_Problem description_:
Print every line of the data exactly as shown.

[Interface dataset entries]
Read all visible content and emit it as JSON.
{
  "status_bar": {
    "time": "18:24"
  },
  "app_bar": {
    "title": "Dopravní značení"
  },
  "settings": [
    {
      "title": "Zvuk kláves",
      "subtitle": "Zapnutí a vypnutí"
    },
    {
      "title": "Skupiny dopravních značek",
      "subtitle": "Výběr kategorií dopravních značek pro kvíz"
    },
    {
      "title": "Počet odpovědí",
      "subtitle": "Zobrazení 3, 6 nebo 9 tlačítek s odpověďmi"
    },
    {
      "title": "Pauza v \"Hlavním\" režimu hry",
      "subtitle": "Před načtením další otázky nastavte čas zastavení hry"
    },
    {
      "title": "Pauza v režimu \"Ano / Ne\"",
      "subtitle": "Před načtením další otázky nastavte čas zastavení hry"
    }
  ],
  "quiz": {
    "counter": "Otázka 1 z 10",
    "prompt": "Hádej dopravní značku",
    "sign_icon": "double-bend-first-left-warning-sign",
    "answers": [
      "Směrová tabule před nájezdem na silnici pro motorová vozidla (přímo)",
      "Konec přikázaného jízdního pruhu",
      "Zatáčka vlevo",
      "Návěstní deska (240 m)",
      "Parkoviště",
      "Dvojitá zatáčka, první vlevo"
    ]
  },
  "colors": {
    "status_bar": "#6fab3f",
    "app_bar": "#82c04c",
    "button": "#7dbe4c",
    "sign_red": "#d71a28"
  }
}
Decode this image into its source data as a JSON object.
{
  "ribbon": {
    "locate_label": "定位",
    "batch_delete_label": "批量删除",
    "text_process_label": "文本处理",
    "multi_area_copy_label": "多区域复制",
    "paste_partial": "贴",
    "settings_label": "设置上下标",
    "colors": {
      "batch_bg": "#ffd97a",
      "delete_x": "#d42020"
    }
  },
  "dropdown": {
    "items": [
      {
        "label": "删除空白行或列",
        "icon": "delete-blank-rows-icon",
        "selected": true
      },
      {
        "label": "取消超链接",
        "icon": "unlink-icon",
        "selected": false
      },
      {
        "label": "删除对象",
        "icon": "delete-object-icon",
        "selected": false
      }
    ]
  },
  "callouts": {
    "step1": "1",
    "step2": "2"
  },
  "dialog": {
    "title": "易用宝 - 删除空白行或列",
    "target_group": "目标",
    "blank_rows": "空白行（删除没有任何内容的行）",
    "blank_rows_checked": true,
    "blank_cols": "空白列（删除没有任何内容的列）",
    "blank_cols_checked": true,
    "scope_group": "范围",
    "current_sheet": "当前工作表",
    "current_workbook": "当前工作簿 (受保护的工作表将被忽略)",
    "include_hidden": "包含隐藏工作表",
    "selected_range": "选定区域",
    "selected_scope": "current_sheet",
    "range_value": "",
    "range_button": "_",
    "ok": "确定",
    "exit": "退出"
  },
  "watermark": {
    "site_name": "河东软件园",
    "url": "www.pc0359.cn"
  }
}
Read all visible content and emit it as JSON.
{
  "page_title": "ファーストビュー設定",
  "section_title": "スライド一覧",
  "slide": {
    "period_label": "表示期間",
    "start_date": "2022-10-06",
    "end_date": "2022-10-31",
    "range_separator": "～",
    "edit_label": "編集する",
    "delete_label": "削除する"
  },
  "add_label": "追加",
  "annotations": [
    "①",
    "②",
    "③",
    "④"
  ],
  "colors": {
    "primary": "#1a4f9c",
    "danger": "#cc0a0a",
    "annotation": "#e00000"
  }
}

_Task output_:
Read all visible content and emit it as JSON.
{
  "status_bar": {
    "time": "18:24"
  },
  "app_bar": {
    "title": "Dopravní značení"
  },
  "settings": [
    {
      "title": "Zvuk kláves",
      "subtitle": "Zapnutí a vypnutí"
    },
    {
      "title": "Skupiny dopravních značek",
      "subtitle": "Výběr kategorií dopravních značek pro kvíz"
    },
    {
      "title": "Počet odpovědí",
      "subtitle": "Zobrazení 3, 6 nebo 9 tlačítek s odpověďmi"
    },
    {
      "title": "Pauza v \"Hlavním\" režimu hry",
      "subtitle": "Před načtením další otázky nastavte čas zastavení hry"
    },
    {
      "title": "Pauza v režimu \"Ano / Ne\"",
      "subtitle": "Před načtením další otázky nastavte čas zastavení hry"
    }
  ],
  "quiz": {
    "counter": "Otázka 1 z 10",
    "prompt": "Hádej dopravní značku",
    "sign_icon": "double-bend-first-left-warning-sign",
    "answers": [
      "Směrová tabule před nájezdem na silnici pro motorová vozidla (přímo)",
      "Konec přikázaného jízdního pruhu",
      "Zatáčka vlevo",
      "Návěstní deska (240 m)",
      "Parkoviště",
      "Dvojitá zatáčka, první vlevo"
    ]
  },
  "colors": {
    "status_bar": "#6fab3f",
    "app_bar": "#82c04c",
    "button": "#7dbe4c",
    "sign_red": "#d71a28"
  }
}
Decode this image into its source data as a JSON object.
{
  "ribbon": {
    "locate_label": "定位",
    "batch_delete_label": "批量删除",
    "text_process_label": "文本处理",
    "multi_area_copy_label": "多区域复制",
    "paste_partial": "贴",
    "settings_label": "设置上下标",
    "colors": {
      "batch_bg": "#ffd97a",
      "delete_x": "#d42020"
    }
  },
  "dropdown": {
    "items": [
      {
        "label": "删除空白行或列",
        "icon": "delete-blank-rows-icon",
        "selected": true
      },
      {
        "label": "取消超链接",
        "icon": "unlink-icon",
        "selected": false
      },
      {
        "label": "删除对象",
        "icon": "delete-object-icon",
        "selected": false
      }
    ]
  },
  "callouts": {
    "step1": "1",
    "step2": "2"
  },
  "dialog": {
    "title": "易用宝 - 删除空白行或列",
    "target_group": "目标",
    "blank_rows": "空白行（删除没有任何内容的行）",
    "blank_rows_checked": true,
    "blank_cols": "空白列（删除没有任何内容的列）",
    "blank_cols_checked": true,
    "scope_group": "范围",
    "current_sheet": "当前工作表",
    "current_workbook": "当前工作簿 (受保护的工作表将被忽略)",
    "include_hidden": "包含隐藏工作表",
    "selected_range": "选定区域",
    "selected_scope": "current_sheet",
    "range_value": "",
    "range_button": "_",
    "ok": "确定",
    "exit": "退出"
  },
  "watermark": {
    "site_name": "河东软件园",
    "url": "www.pc0359.cn"
  }
}
Read all visible content and emit it as JSON.
{
  "page_title": "ファーストビュー設定",
  "section_title": "スライド一覧",
  "slide": {
    "period_label": "表示期間",
    "start_date": "2022-10-06",
    "end_date": "2022-10-31",
    "range_separator": "～",
    "edit_label": "編集する",
    "delete_label": "削除する"
  },
  "add_label": "追加",
  "annotations": [
    "①",
    "②",
    "③",
    "④"
  ],
  "colors": {
    "primary": "#1a4f9c",
    "danger": "#cc0a0a",
    "annotation": "#e00000"
  }
}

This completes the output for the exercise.